Take a deep breath….

March 21, 2008 at 5:25 am

Hi, I would like to offer a few comments.
First and foremost, people consider not only the absolute CD4 count, but also the relative numbers and function when thinking about immunodeficiency. The absolute numbers can go down if the number of white blood cells are reduced. This definitely happens after rituxan and can happen after IV IgG. I have seen a lowered white blood cell count after almost every cycle of rituxan given in children in our clinic including given for autoimmune diseases. Please let us know what his WBC count is. He could have an appropriate CD4 percentage, but a low WBC and the absolute number of CD4 cells will be low. For example, if someone has a WBC of 5000, the calculated number for absolute CD4 might be very different than if the WBC was 1000, but the percentage could be appropriate.
T cells are the generals or directors of the immune response and help make sure than B cells act appropriately. As compactdisc states, often people look at T cell dependent immune responses to see if the rest of the immune system “works” specifically against challenges in order to figure out if the problem is just with T cells, just with B cells, or with both. Often people look at specific antibody titers to tetanus and pneumococcus–which is why he asked about immunizations.
The fact that Dell is almost 4 years old and has not had lots of significant infections is a very strong argument that he does not have a severe combined immunodeficiency with both B and T cells not working.
The most important point of this point is that people have to look at the whole immune system to figure out what is wrong and that a low CD4 count does not always mean that the problem is with the T cell system.

2. Whatever the reason for a lowered CD4 count, it is definitely worth being safe to take bactrim (as I think you meant) or septra (as Dawn meant). this is the same medicine, but two different brand names. It helps prevent “opportunistic infections” particularly a kind of pneumonia for which T cells are important fighters. At our institution, we often put children who are getting high doses of steroids on bactrim (septra) as a precaution.

3. My third point is that it is REALLY unusual for a tiny baby like Dell to get an autoimmune disease. It happens, but people should always think about if the immune system is able to regulate and balance itself correctly when this happens meaning if there is a primary immunodeficiency problem that leads to dysregulation. Your immunologist is good to think about it. It does not mean that it is there, but you want to know because if it is…
a. All of you can know other ways to help keep Dell safe in life.
b. It might give some insights into other ways to treat the CIDP.
The biggest point of this is that knowledge is not always bad and that if he has a primary immunodeficiency, it does not mean it is a completely separate disease–they are likely related and knowing this might be a good thing because it might help change the approach to them and might even result in better control of the CIDP, but definitely in better safety with treatment.

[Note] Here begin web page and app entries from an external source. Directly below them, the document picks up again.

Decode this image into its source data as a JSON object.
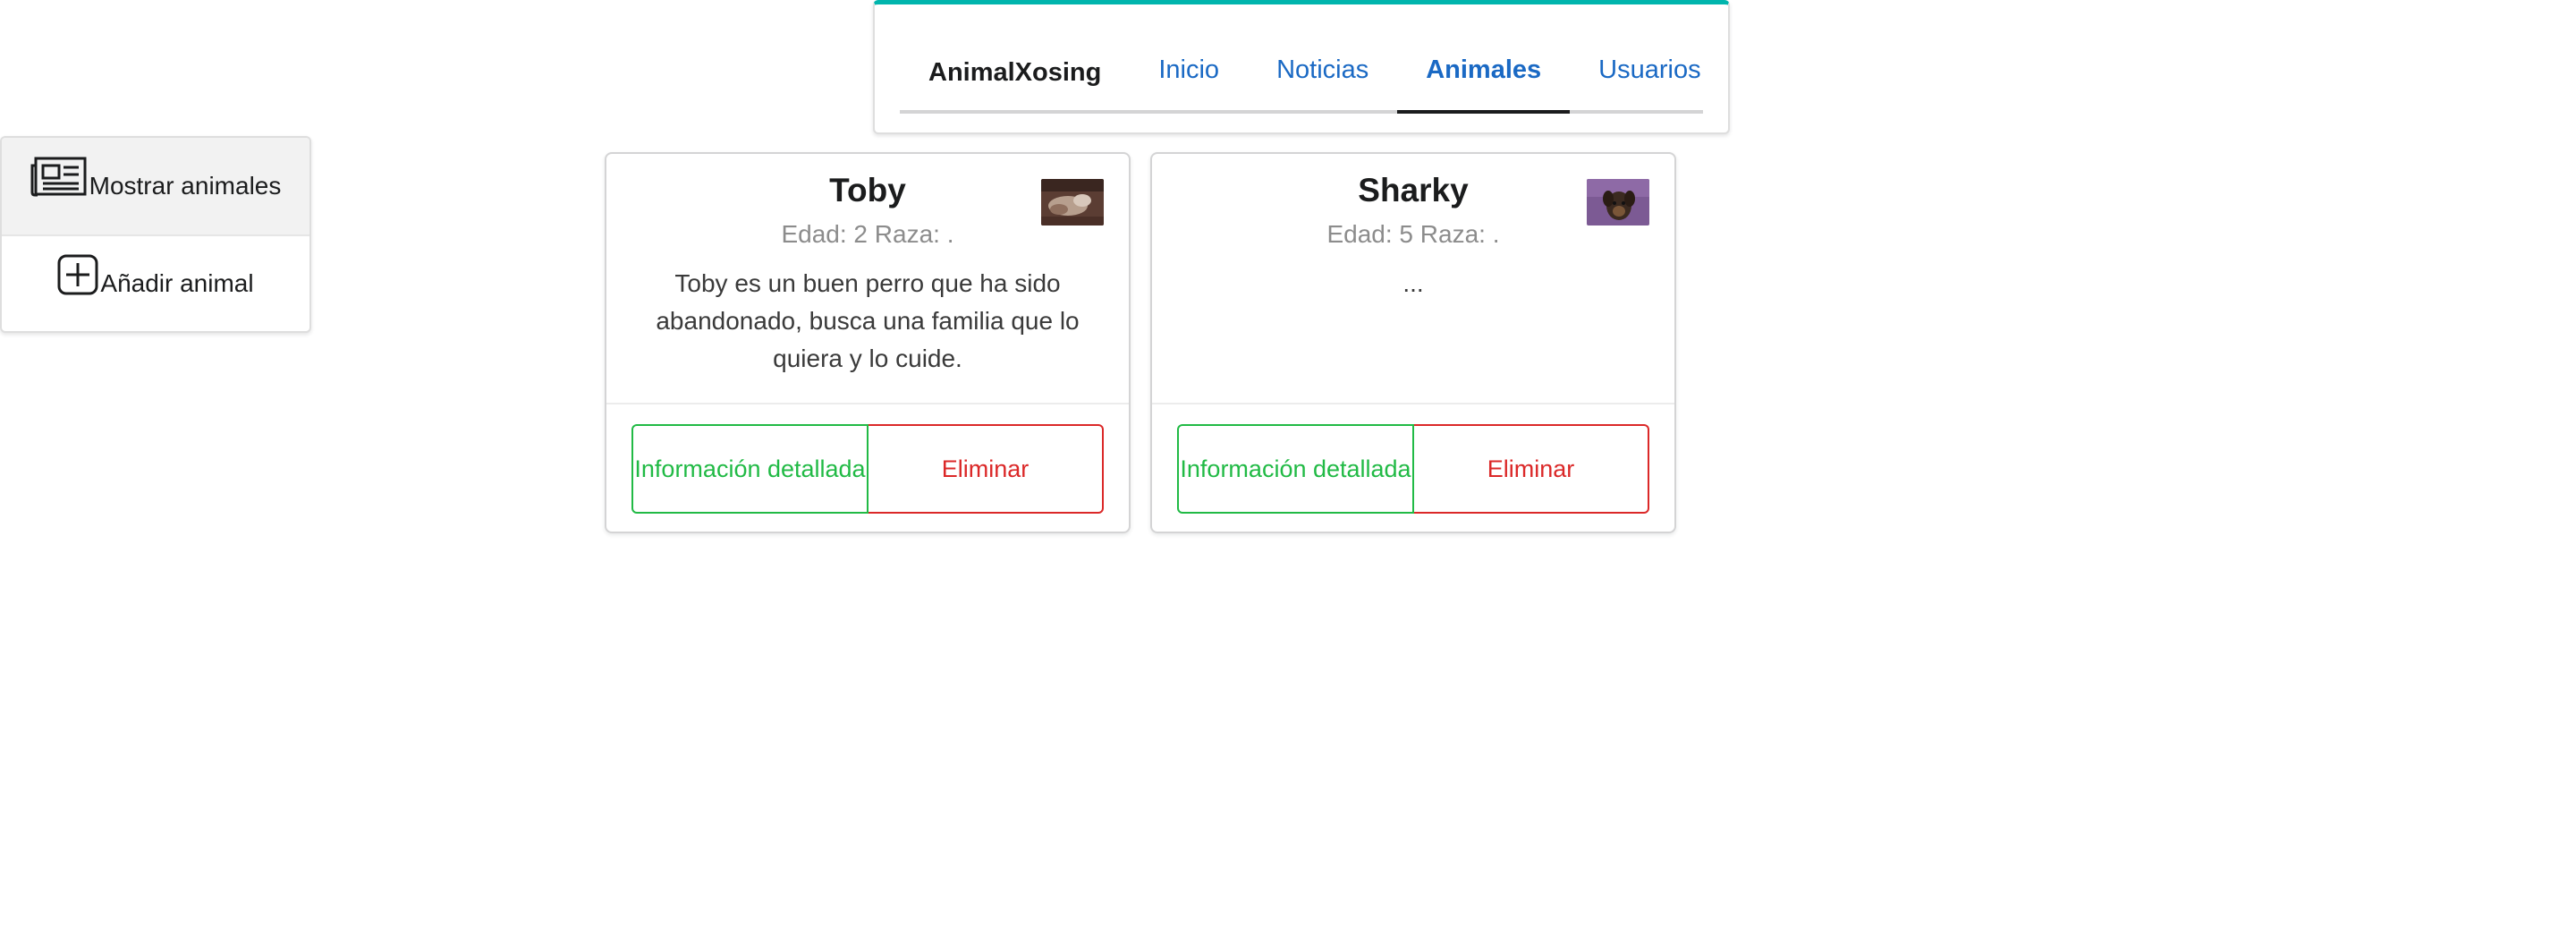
{
  "nav": {
    "brand": "AnimalXosing",
    "items": [
      {
        "label": "Inicio",
        "active": false
      },
      {
        "label": "Noticias",
        "active": false
      },
      {
        "label": "Animales",
        "active": true
      },
      {
        "label": "Usuarios",
        "active": false
      }
    ],
    "accent_color": "#00b5ad"
  },
  "sidebar": {
    "items": [
      {
        "label": "Mostrar animales",
        "icon": "newspaper-icon",
        "active": true
      },
      {
        "label": "Añadir animal",
        "icon": "plus-square-icon",
        "active": false
      }
    ]
  },
  "cards": [
    {
      "name": "Toby",
      "meta": "Edad: 2 Raza: .",
      "description": "Toby es un buen perro que ha sido abandonado, busca una familia que lo quiera y lo cuide.",
      "info_label": "Información detallada",
      "delete_label": "Eliminar"
    },
    {
      "name": "Sharky",
      "meta": "Edad: 5 Raza: .",
      "description": "...",
      "info_label": "Información detallada",
      "delete_label": "Eliminar"
    }
  ],
  "colors": {
    "link": "#1a69c4",
    "positive": "#21ba45",
    "negative": "#db2828"
  }
}
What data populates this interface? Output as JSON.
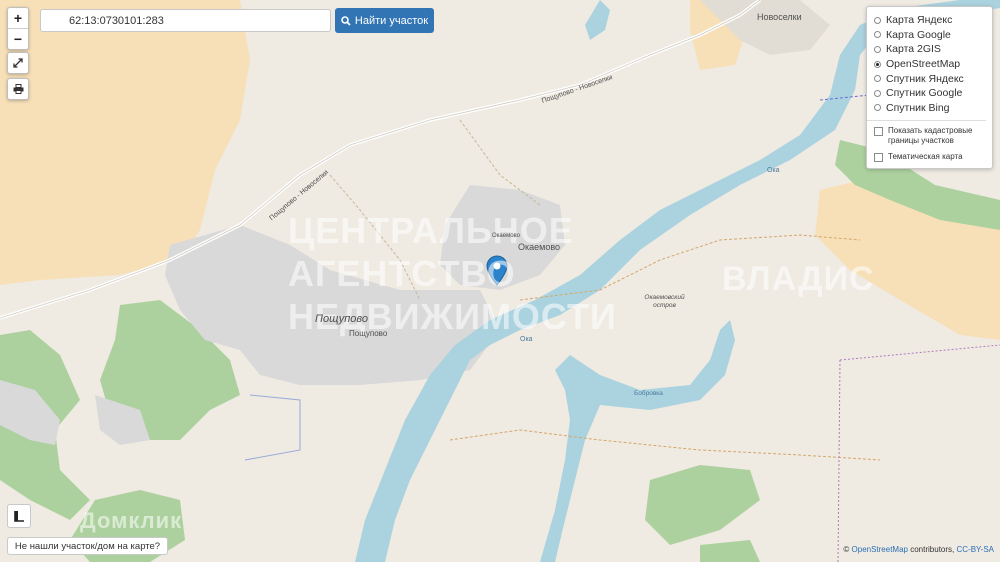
{
  "search": {
    "value": "62:13:0730101:283",
    "button_label": "Найти участок"
  },
  "zoom": {
    "in_label": "+",
    "out_label": "−"
  },
  "layers": {
    "base_maps": [
      {
        "label": "Карта Яндекс",
        "selected": false
      },
      {
        "label": "Карта Google",
        "selected": false
      },
      {
        "label": "Карта 2GIS",
        "selected": false
      },
      {
        "label": "OpenStreetMap",
        "selected": true
      },
      {
        "label": "Спутник Яндекс",
        "selected": false
      },
      {
        "label": "Спутник Google",
        "selected": false
      },
      {
        "label": "Спутник Bing",
        "selected": false
      }
    ],
    "overlays": [
      {
        "label": "Показать кадастровые границы участков",
        "checked": false
      },
      {
        "label": "Тематическая карта",
        "checked": false
      }
    ]
  },
  "not_found_label": "Не нашли участок/дом на карте?",
  "attribution": {
    "prefix": "©",
    "osm": "OpenStreetMap",
    "middle": "contributors,",
    "license": "CC-BY-SA"
  },
  "map_labels": {
    "road": "Пощупово - Новоселки",
    "road2": "Пощупово - Новоселки",
    "novoselki": "Новоселки",
    "okaemovo": "Окаемово",
    "okaemovo_small": "Окаемово",
    "poshchupovo": "Пощупово",
    "poshchupovo_small": "Пощупово",
    "oka1": "Ока",
    "oka2": "Ока",
    "island": "Окаемовский остров",
    "bobrovka": "Бобровка"
  },
  "watermarks": {
    "line1": "ЦЕНТРАЛЬНОЕ",
    "line2": "АГЕНТСТВО",
    "line3": "НЕДВИЖИМОСТИ",
    "vladis": "ВЛАДИС",
    "domclick": "Домклик"
  },
  "colors": {
    "water": "#aad3df",
    "forest": "#add19e",
    "farmland": "#f7e0b8",
    "residential": "#d9d9d9",
    "marker": "#2b83cb",
    "button": "#3175b4"
  }
}
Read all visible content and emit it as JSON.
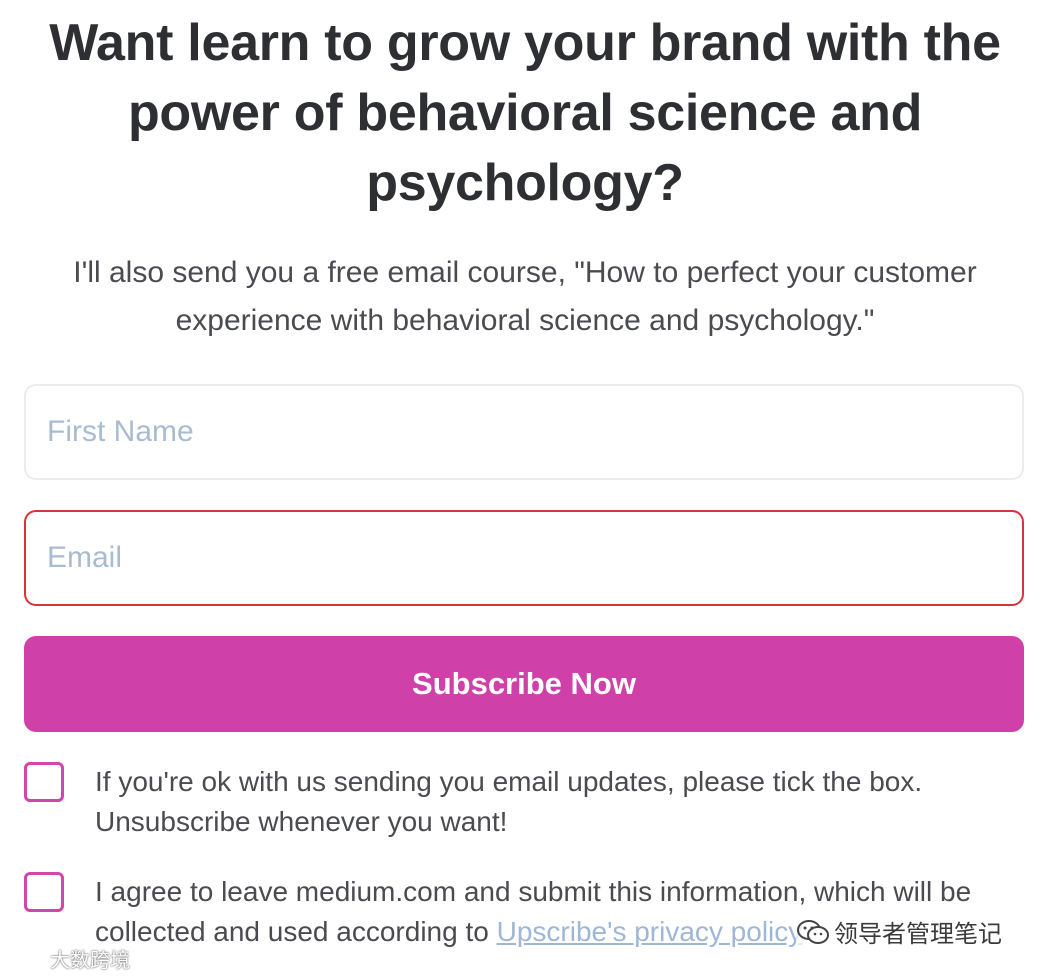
{
  "headline": "Want learn to grow your brand with the power of behavioral science and psychology?",
  "subtitle": "I'll also send you a free email course, \"How to perfect your customer experience with behavioral science and psychology.\"",
  "form": {
    "first_name_placeholder": "First Name",
    "email_placeholder": "Email",
    "subscribe_label": "Subscribe Now"
  },
  "consents": [
    {
      "text": "If you're ok with us sending you email updates, please tick the box. Unsubscribe whenever you want!",
      "checked": false
    },
    {
      "text_before": "I agree to leave medium.com and submit this information, which will be collected and used according to ",
      "link_text": "Upscribe's privacy policy",
      "checked": false
    }
  ],
  "watermarks": {
    "left": "大数跨境",
    "right": "领导者管理笔记"
  },
  "colors": {
    "accent": "#d040a9",
    "error_border": "#d8333a",
    "placeholder": "#a9bbd1",
    "link": "#9eb7d6"
  }
}
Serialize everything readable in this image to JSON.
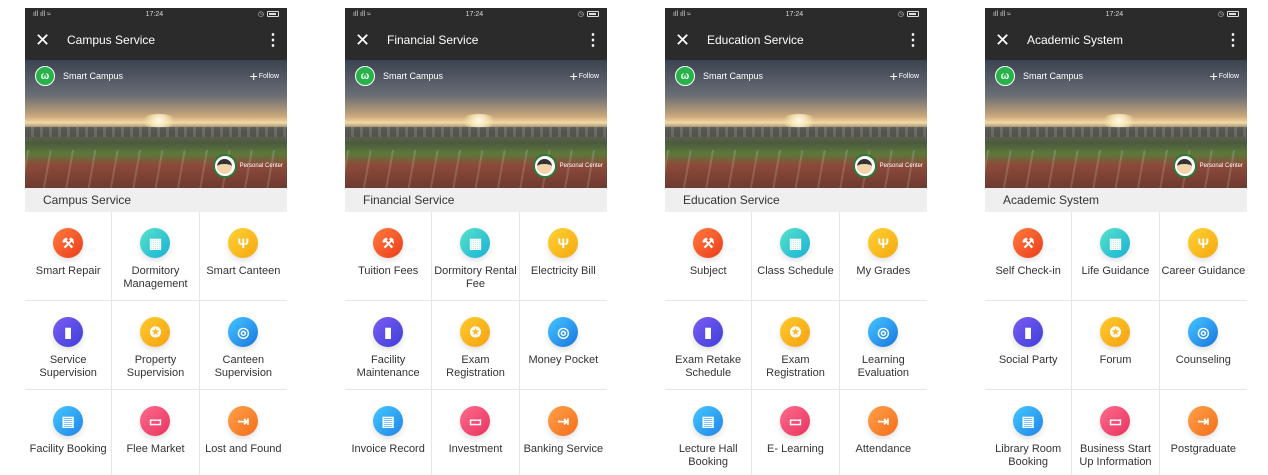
{
  "status_bar": {
    "signal": "ıll ıll ≈",
    "time": "17:24",
    "alarm": "◷"
  },
  "common": {
    "brand_logo": "ω",
    "brand_name": "Smart Campus",
    "follow_label": "Follow",
    "personal_center": "Personal Center"
  },
  "phones": [
    {
      "title": "Campus Service",
      "section": "Campus Service",
      "tiles": [
        {
          "label": "Smart Repair",
          "icon": "tools-icon"
        },
        {
          "label": "Dormitory Management",
          "icon": "building-icon"
        },
        {
          "label": "Smart Canteen",
          "icon": "fork-knife-icon"
        },
        {
          "label": "Service Supervision",
          "icon": "bookmark-icon"
        },
        {
          "label": "Property Supervision",
          "icon": "shield-icon"
        },
        {
          "label": "Canteen Supervision",
          "icon": "shield-check-icon"
        },
        {
          "label": "Facility Booking",
          "icon": "booking-icon"
        },
        {
          "label": "Flee Market",
          "icon": "store-icon"
        },
        {
          "label": "Lost and Found",
          "icon": "return-box-icon"
        }
      ]
    },
    {
      "title": "Financial Service",
      "section": "Financial Service",
      "tiles": [
        {
          "label": "Tuition Fees",
          "icon": "tools-icon"
        },
        {
          "label": "Dormitory Rental Fee",
          "icon": "building-icon"
        },
        {
          "label": "Electricity Bill",
          "icon": "fork-knife-icon"
        },
        {
          "label": "Facility Maintenance",
          "icon": "bookmark-icon"
        },
        {
          "label": "Exam Registration",
          "icon": "shield-icon"
        },
        {
          "label": "Money Pocket",
          "icon": "shield-check-icon"
        },
        {
          "label": "Invoice Record",
          "icon": "booking-icon"
        },
        {
          "label": "Investment",
          "icon": "store-icon"
        },
        {
          "label": "Banking Service",
          "icon": "return-box-icon"
        }
      ]
    },
    {
      "title": "Education Service",
      "section": "Education Service",
      "tiles": [
        {
          "label": "Subject",
          "icon": "tools-icon"
        },
        {
          "label": "Class Schedule",
          "icon": "building-icon"
        },
        {
          "label": "My Grades",
          "icon": "fork-knife-icon"
        },
        {
          "label": "Exam Retake Schedule",
          "icon": "bookmark-icon"
        },
        {
          "label": "Exam Registration",
          "icon": "shield-icon"
        },
        {
          "label": "Learning Evaluation",
          "icon": "shield-check-icon"
        },
        {
          "label": "Lecture Hall Booking",
          "icon": "booking-icon"
        },
        {
          "label": "E- Learning",
          "icon": "store-icon"
        },
        {
          "label": "Attendance",
          "icon": "return-box-icon"
        }
      ]
    },
    {
      "title": "Academic System",
      "section": "Academic System",
      "tiles": [
        {
          "label": "Self Check-in",
          "icon": "tools-icon"
        },
        {
          "label": "Life Guidance",
          "icon": "building-icon"
        },
        {
          "label": "Career Guidance",
          "icon": "fork-knife-icon"
        },
        {
          "label": "Social Party",
          "icon": "bookmark-icon"
        },
        {
          "label": "Forum",
          "icon": "shield-icon"
        },
        {
          "label": "Counseling",
          "icon": "shield-check-icon"
        },
        {
          "label": "Library Room Booking",
          "icon": "booking-icon"
        },
        {
          "label": "Business Start Up Information",
          "icon": "store-icon"
        },
        {
          "label": "Postgraduate",
          "icon": "return-box-icon"
        }
      ]
    }
  ]
}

4. If the WBC number and the absolute B cell number were okay before the rituxan, it might be a good thing to have the whole picture looked over by someone that specializes in primary immunodeficiencies in children. Many major medical centers with children’s hospitals (typically associated with medical schools) have such departments. We have a really good immunodeficiency clinic here at this very large children’s hospital in Indiana, but I know there are also good ones in New Orleans (through LSU or Tulane) and University of Alabama in Birmingham. I cannot at this late hour think of people in Mississippi, but I could ask around if you would like. I do not know where you live in Mississippi. If you live in northwest Mississippi, St Jude’s probably has primary immunodeficiency experts.

WithHope for cure of these diseases.